Table saws are designed with woodworking in mind, but that doesn’t mean that you can’t cut other things on it. Most materials hold up well when cut by a table saw, if the proper technique and correct blade is used.
There are certain materials that you might have trouble with if you cut them with a blade that is moving at too high a speed. If the arbor speed is too high, it can cause plastics to melt or crack as you work through it.
Additionally, lower speeds (and different blades) are recommended for materials like aluminum.
Thicker pieces of wood also require slower speeds, and sometimes you will even need a larger blade. If you’re purchasing a table saw with a 12” blade, the arbor speed on it will likely already be set at a slower speed.
If your blade speed is too fast for the material it is cutting through, it will cause excess heat to build up in the blade. The blade will wear more quickly, and the material you are trying to cut will likely come off the table saw with burn marks.
Not all blades can be used with a high-speed table saw. If a blade spins on a table saw at a speed that it was not meant to withstand, the centrifugal force will cause the blade could break or shatter, the teeth could fly off, and someone could get seriously hurt.
Most table saws will not reach a speed that would cause this to happen. Most 10-inch table saws will not exceed an arbor speed of 6,500 RPM, but if you fiddle with your belt system to try to get more speed out of it, then you certainly could surpass it.
This list will break down the maximum RPM a blade can withstand based on its size. This maximum RPM can vary depending on the particulars of the blade. Always check the blade’s packaging to get an accurate maximum RPM.
Blade Speed Safety Ratings
Blade Diameter in Inches
7 to 7 ½
Most of us probably aren’t putting a 22” blade on our table saw, but you can see that the larger the blade is, the lower is maximum RPM is.
It is also important to note that the maximum RPM is in no way an optimal RPM for your blade. It is simply the highest rate that the blade can spin without becoming damaged. Ideally, you would not want to even come close to reaching the maximum speed of the blade.
How to Adjust Arbor Speed
I’ve already shown that you shouldn’t really mess with the speed of your motor because it will reduce torque, but how about making adjustments to the arbor speed? Some table saws allow for adjustments to be made to the arbor speed, while others do not. Most don’t make it easy for you.

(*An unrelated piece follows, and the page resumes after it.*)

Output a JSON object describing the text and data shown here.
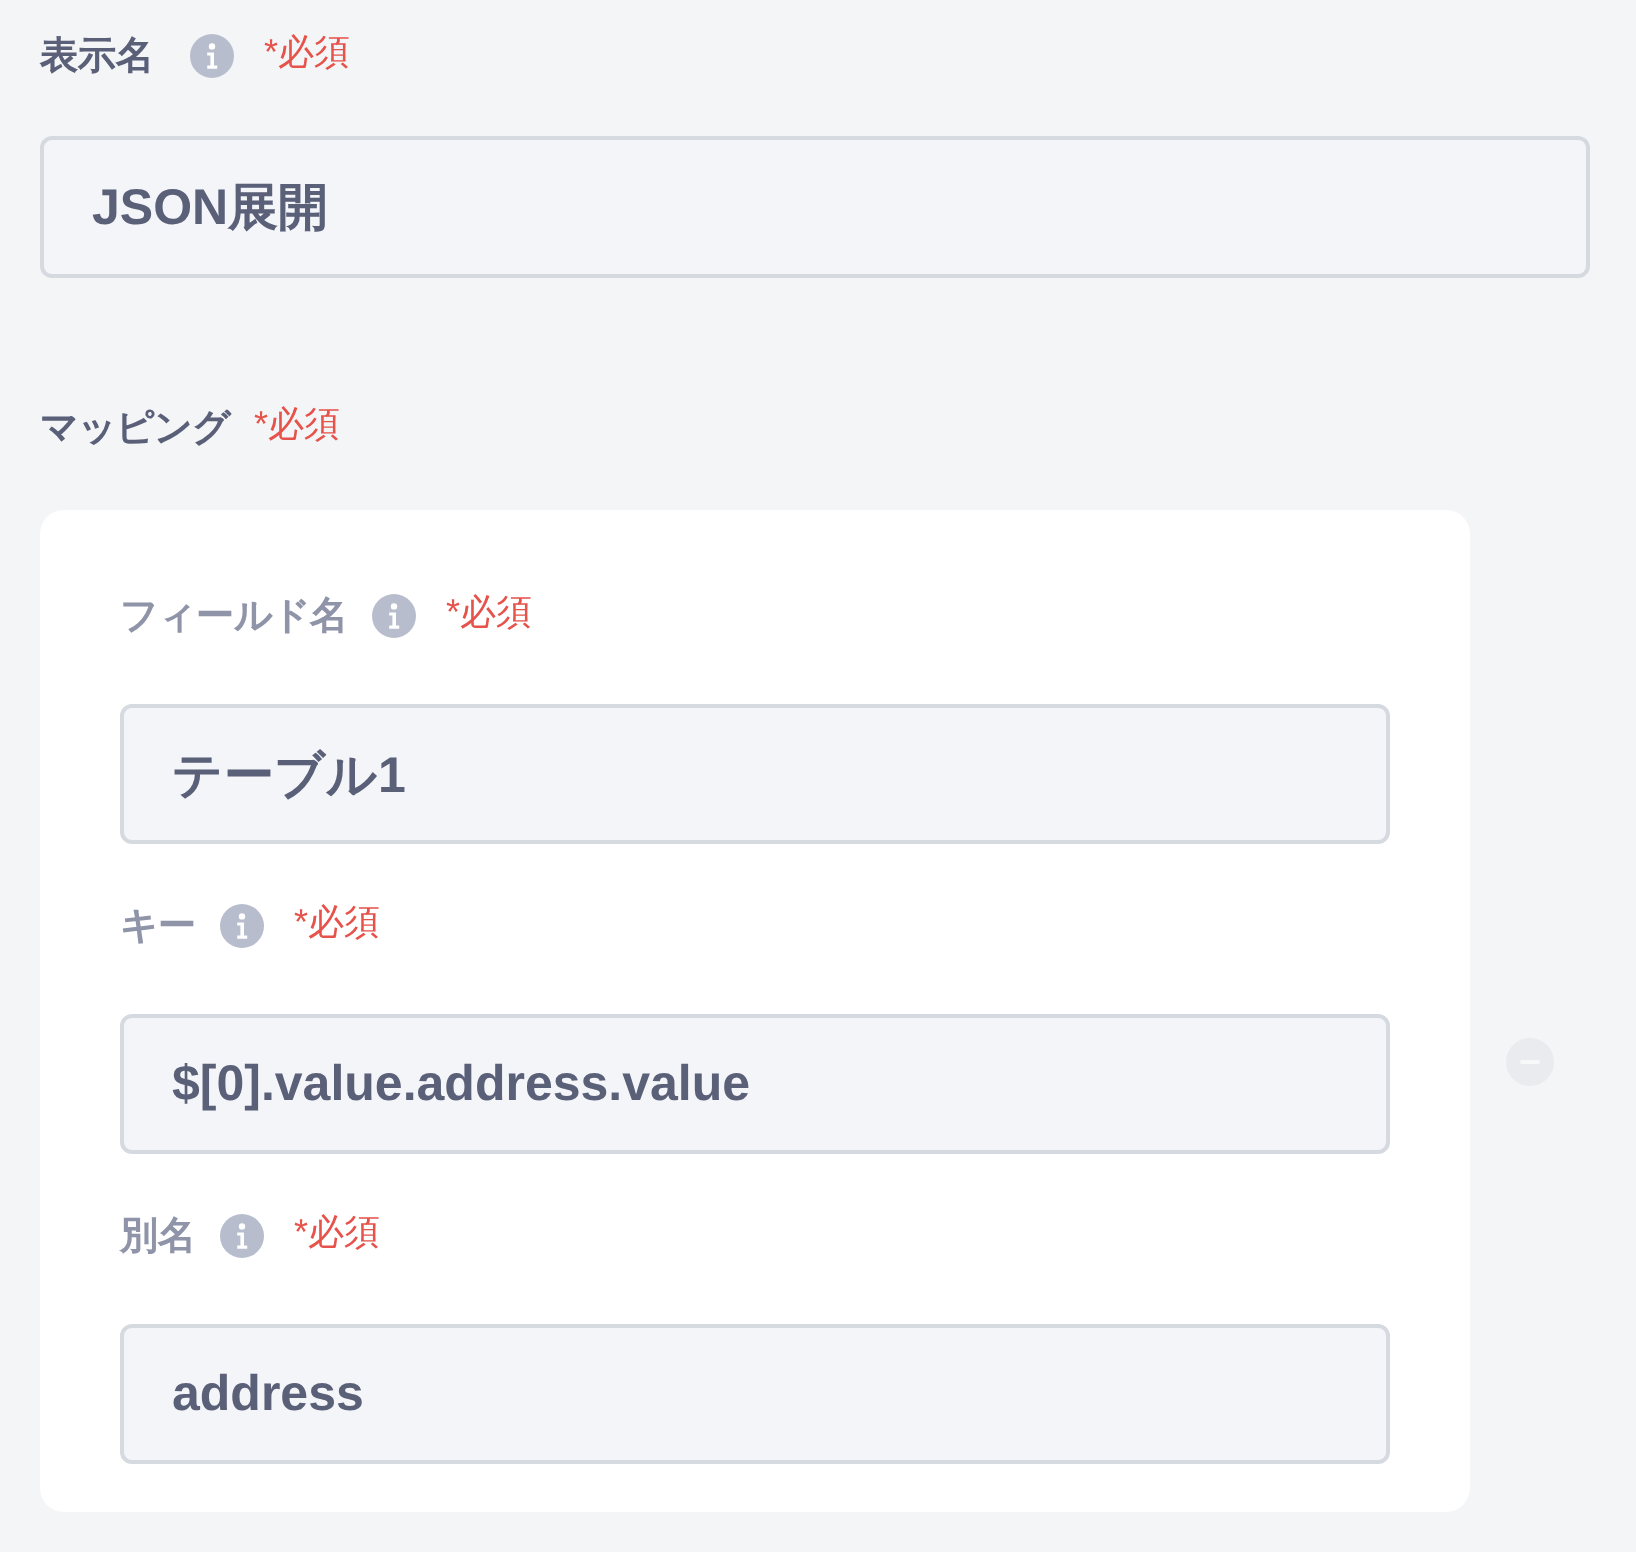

Some table saws, like the Grizzly G0870, give the operator complete control over the speed of the table saw’s blade. They make adjusting the speed of your blade easy by providing a dial. With the rotation of a dial, you can increase or decrease the speed of the arbor.
This is a great feature if you move back and forth between cutting materials that require slower speeds, like plastics, and materials that require higher speeds, like wood. You will be able to make the switch seamlessly.
Change the Motor Pulley
Most table saws do not have this handy feature, but you can still change the arbor speed if you own a belt driven table saw. You can adjust the speed of the arbor on a belt driven table saw by changing the motor pulley. A smaller pulley will result in a faster arbor speed. A larger pulley will result in a slower arbor speed.
This is kind of a big job, and it probably isn’t worth doing just to be able to more efficiently cut through a few pieces of plastic. If you don’t do it right, you could cause issues with your motor or put yourself in an unsafe situation with your table saw.